> _Aim of the task_: Every record below needs to be set down exactly. Pictures do not belong in the copy.

Start of Dataset content

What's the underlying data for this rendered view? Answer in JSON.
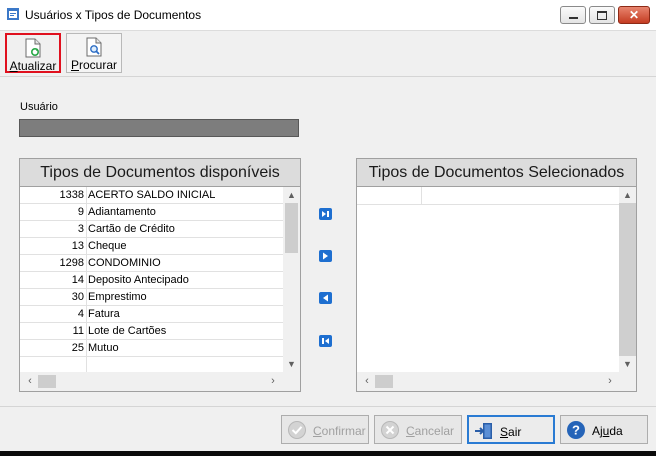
{
  "window": {
    "title": "Usuários x Tipos de Documentos"
  },
  "toolbar": {
    "refresh_label_mnemonic": "A",
    "refresh_label_rest": "tualizar",
    "search_label_mnemonic": "P",
    "search_label_rest": "rocurar"
  },
  "user": {
    "label": "Usuário",
    "value": ""
  },
  "available": {
    "header": "Tipos de Documentos disponíveis",
    "items": [
      {
        "code": "1338",
        "name": "ACERTO SALDO INICIAL"
      },
      {
        "code": "9",
        "name": "Adiantamento"
      },
      {
        "code": "3",
        "name": "Cartão de Crédito"
      },
      {
        "code": "13",
        "name": "Cheque"
      },
      {
        "code": "1298",
        "name": "CONDOMINIO"
      },
      {
        "code": "14",
        "name": "Deposito Antecipado"
      },
      {
        "code": "30",
        "name": "Emprestimo"
      },
      {
        "code": "4",
        "name": "Fatura"
      },
      {
        "code": "11",
        "name": "Lote de Cartões"
      },
      {
        "code": "25",
        "name": "Mutuo"
      }
    ]
  },
  "selected": {
    "header": "Tipos de Documentos Selecionados"
  },
  "footer": {
    "confirm_mnemonic": "C",
    "confirm_rest": "onfirmar",
    "cancel_mnemonic": "C",
    "cancel_rest": "ancelar",
    "exit_mnemonic": "S",
    "exit_rest": "air",
    "help_before": "Aj",
    "help_mnemonic": "u",
    "help_after": "da"
  },
  "colors": {
    "accent": "#1e6fd0",
    "highlight_border": "#e0101e",
    "user_field": "#7d7d7d"
  },
  "icons": {
    "app": "app-window-icon",
    "refresh": "refresh-document-icon",
    "search": "search-document-icon",
    "add_all": "move-all-right-icon",
    "add": "move-right-icon",
    "remove": "move-left-icon",
    "remove_all": "move-all-left-icon",
    "confirm": "check-circle-icon",
    "cancel": "cancel-circle-icon",
    "exit": "exit-door-icon",
    "help": "help-question-icon"
  }
}
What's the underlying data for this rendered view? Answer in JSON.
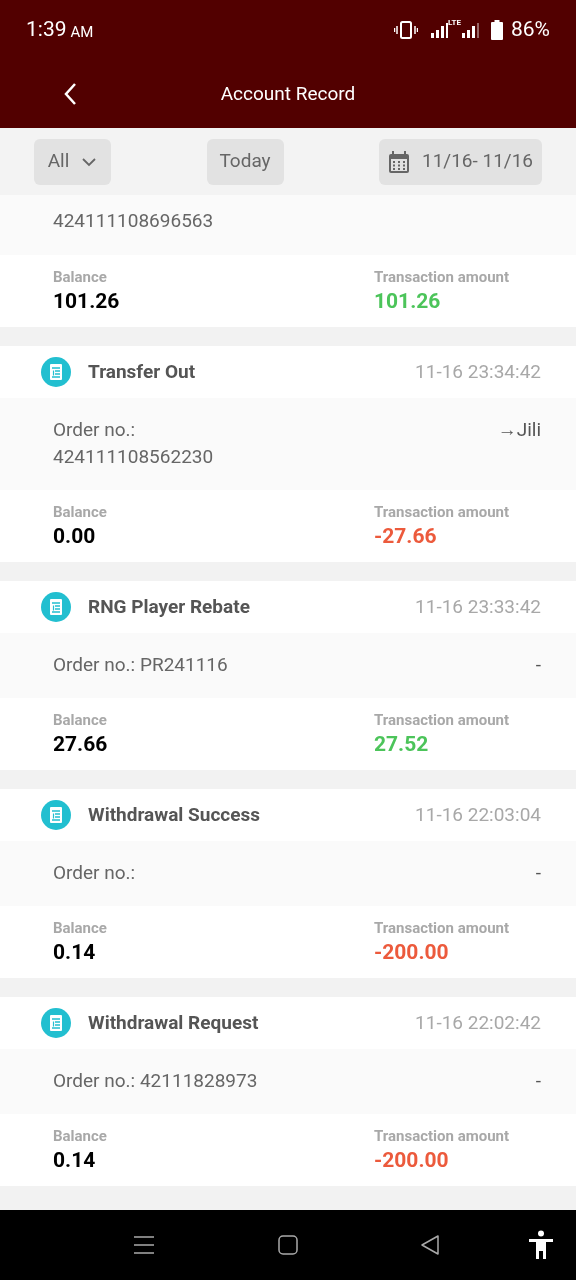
{
  "status_bar": {
    "time": "1:39",
    "meridiem": "AM",
    "network": "LTE",
    "battery": "86%"
  },
  "header": {
    "title": "Account Record"
  },
  "filters": {
    "type": "All",
    "period": "Today",
    "date_range": "11/16- 11/16"
  },
  "partial_record": {
    "order_number": "424111108696563",
    "balance_label": "Balance",
    "balance": "101.26",
    "amount_label": "Transaction amount",
    "amount": "101.26",
    "color": "#4cc45a"
  },
  "records": [
    {
      "title": "Transfer Out",
      "time": "11-16 23:34:42",
      "kind": "stacked",
      "order_label": "Order no.:",
      "order_number": "424111108562230",
      "note": "→Jili",
      "balance_label": "Balance",
      "balance": "0.00",
      "amount_label": "Transaction amount",
      "amount": "-27.66",
      "color": "#ec5a3c"
    },
    {
      "title": "RNG Player Rebate",
      "time": "11-16 23:33:42",
      "kind": "inline",
      "order_label": "Order no.:",
      "order_number": "PR241116",
      "note": "-",
      "balance_label": "Balance",
      "balance": "27.66",
      "amount_label": "Transaction amount",
      "amount": "27.52",
      "color": "#4cc45a"
    },
    {
      "title": "Withdrawal Success",
      "time": "11-16 22:03:04",
      "kind": "inline",
      "order_label": "Order no.:",
      "note": "-",
      "balance_label": "Balance",
      "balance": "0.14",
      "amount_label": "Transaction amount",
      "amount": "-200.00",
      "color": "#ec5a3c"
    },
    {
      "title": "Withdrawal Request",
      "time": "11-16 22:02:42",
      "kind": "inline",
      "order_label": "Order no.:",
      "order_number": "42111828973",
      "note": "-",
      "balance_label": "Balance",
      "balance": "0.14",
      "amount_label": "Transaction amount",
      "amount": "-200.00",
      "color": "#ec5a3c"
    }
  ]
}
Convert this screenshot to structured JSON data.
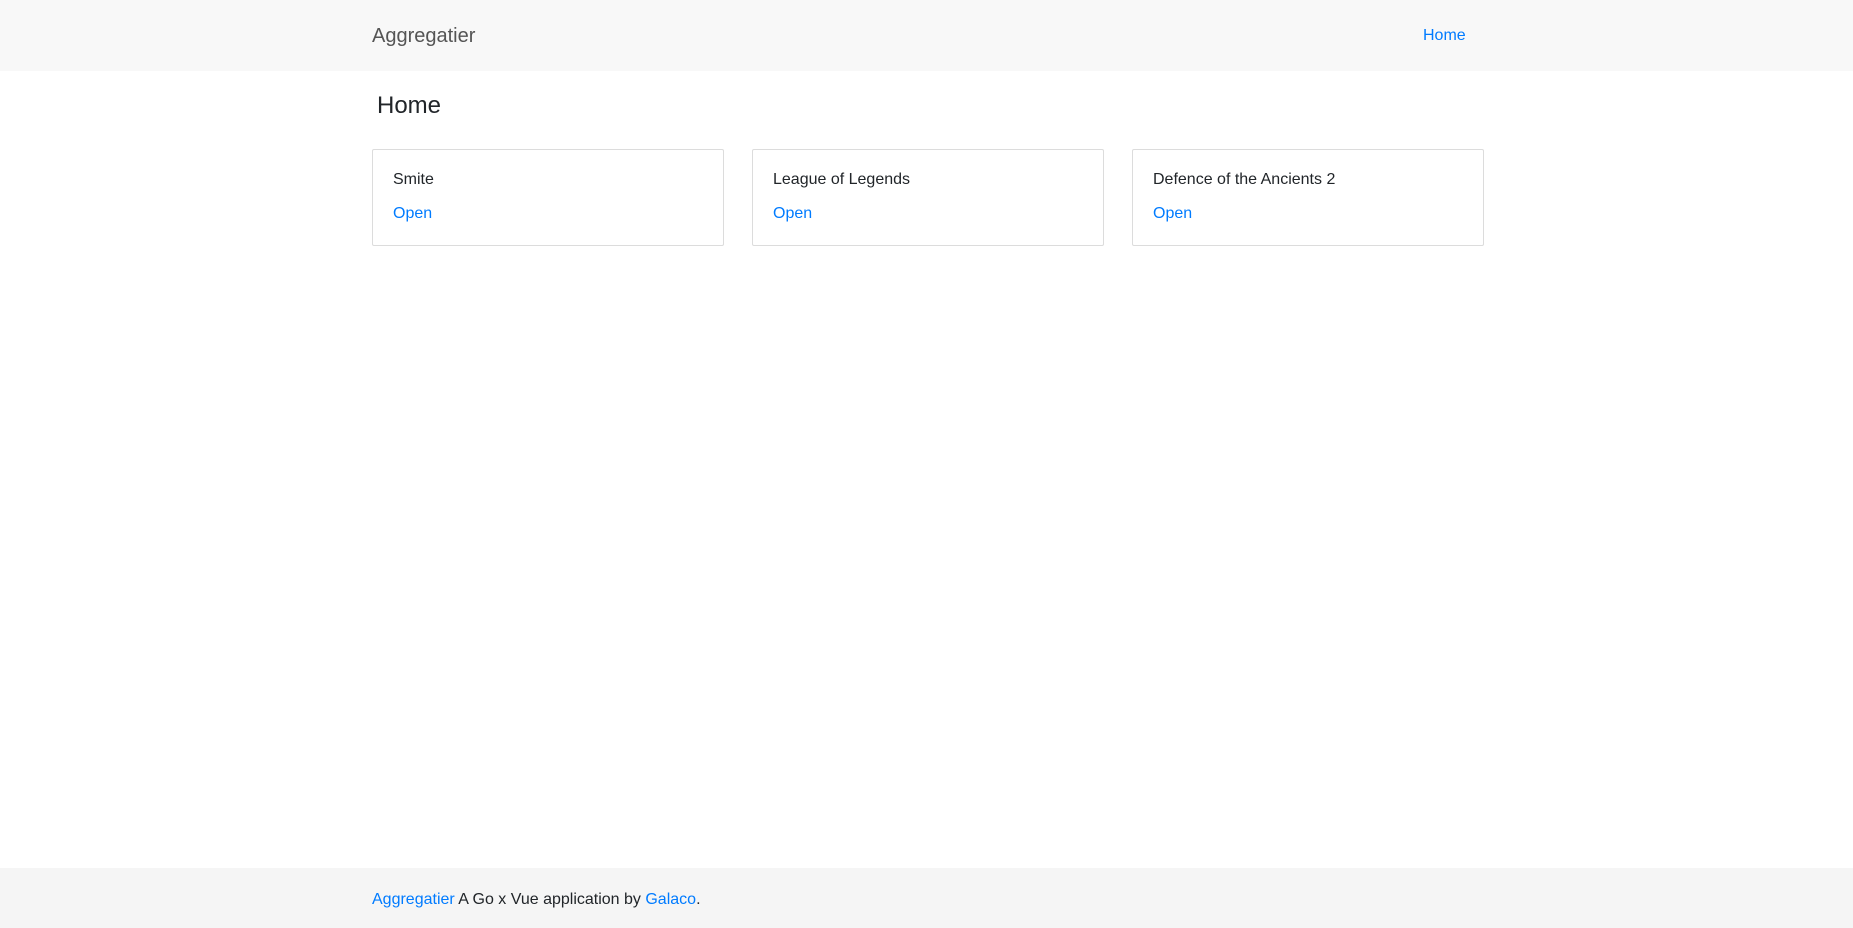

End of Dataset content

> _Output of the task_:
What's the underlying data for this rendered view? Answer in JSON.
{
  "window": {
    "title": "Usuários x Tipos de Documentos"
  },
  "toolbar": {
    "refresh_label_mnemonic": "A",
    "refresh_label_rest": "tualizar",
    "search_label_mnemonic": "P",
    "search_label_rest": "rocurar"
  },
  "user": {
    "label": "Usuário",
    "value": ""
  },
  "available": {
    "header": "Tipos de Documentos disponíveis",
    "items": [
      {
        "code": "1338",
        "name": "ACERTO SALDO INICIAL"
      },
      {
        "code": "9",
        "name": "Adiantamento"
      },
      {
        "code": "3",
        "name": "Cartão de Crédito"
      },
      {
        "code": "13",
        "name": "Cheque"
      },
      {
        "code": "1298",
        "name": "CONDOMINIO"
      },
      {
        "code": "14",
        "name": "Deposito Antecipado"
      },
      {
        "code": "30",
        "name": "Emprestimo"
      },
      {
        "code": "4",
        "name": "Fatura"
      },
      {
        "code": "11",
        "name": "Lote de Cartões"
      },
      {
        "code": "25",
        "name": "Mutuo"
      }
    ]
  },
  "selected": {
    "header": "Tipos de Documentos Selecionados"
  },
  "footer": {
    "confirm_mnemonic": "C",
    "confirm_rest": "onfirmar",
    "cancel_mnemonic": "C",
    "cancel_rest": "ancelar",
    "exit_mnemonic": "S",
    "exit_rest": "air",
    "help_before": "Aj",
    "help_mnemonic": "u",
    "help_after": "da"
  },
  "colors": {
    "accent": "#1e6fd0",
    "highlight_border": "#e0101e",
    "user_field": "#7d7d7d"
  },
  "icons": {
    "app": "app-window-icon",
    "refresh": "refresh-document-icon",
    "search": "search-document-icon",
    "add_all": "move-all-right-icon",
    "add": "move-right-icon",
    "remove": "move-left-icon",
    "remove_all": "move-all-left-icon",
    "confirm": "check-circle-icon",
    "cancel": "cancel-circle-icon",
    "exit": "exit-door-icon",
    "help": "help-question-icon"
  }
}
What's the underlying data for this rendered view? Answer in JSON.
{
  "status_bar": {
    "time": "1:39",
    "meridiem": "AM",
    "network": "LTE",
    "battery": "86%"
  },
  "header": {
    "title": "Account Record"
  },
  "filters": {
    "type": "All",
    "period": "Today",
    "date_range": "11/16- 11/16"
  },
  "partial_record": {
    "order_number": "424111108696563",
    "balance_label": "Balance",
    "balance": "101.26",
    "amount_label": "Transaction amount",
    "amount": "101.26",
    "color": "#4cc45a"
  },
  "records": [
    {
      "title": "Transfer Out",
      "time": "11-16 23:34:42",
      "kind": "stacked",
      "order_label": "Order no.:",
      "order_number": "424111108562230",
      "note": "→Jili",
      "balance_label": "Balance",
      "balance": "0.00",
      "amount_label": "Transaction amount",
      "amount": "-27.66",
      "color": "#ec5a3c"
    },
    {
      "title": "RNG Player Rebate",
      "time": "11-16 23:33:42",
      "kind": "inline",
      "order_label": "Order no.:",
      "order_number": "PR241116",
      "note": "-",
      "balance_label": "Balance",
      "balance": "27.66",
      "amount_label": "Transaction amount",
      "amount": "27.52",
      "color": "#4cc45a"
    },
    {
      "title": "Withdrawal Success",
      "time": "11-16 22:03:04",
      "kind": "inline",
      "order_label": "Order no.:",
      "note": "-",
      "balance_label": "Balance",
      "balance": "0.14",
      "amount_label": "Transaction amount",
      "amount": "-200.00",
      "color": "#ec5a3c"
    },
    {
      "title": "Withdrawal Request",
      "time": "11-16 22:02:42",
      "kind": "inline",
      "order_label": "Order no.:",
      "order_number": "42111828973",
      "note": "-",
      "balance_label": "Balance",
      "balance": "0.14",
      "amount_label": "Transaction amount",
      "amount": "-200.00",
      "color": "#ec5a3c"
    }
  ]
}
Convert this screenshot to structured JSON data.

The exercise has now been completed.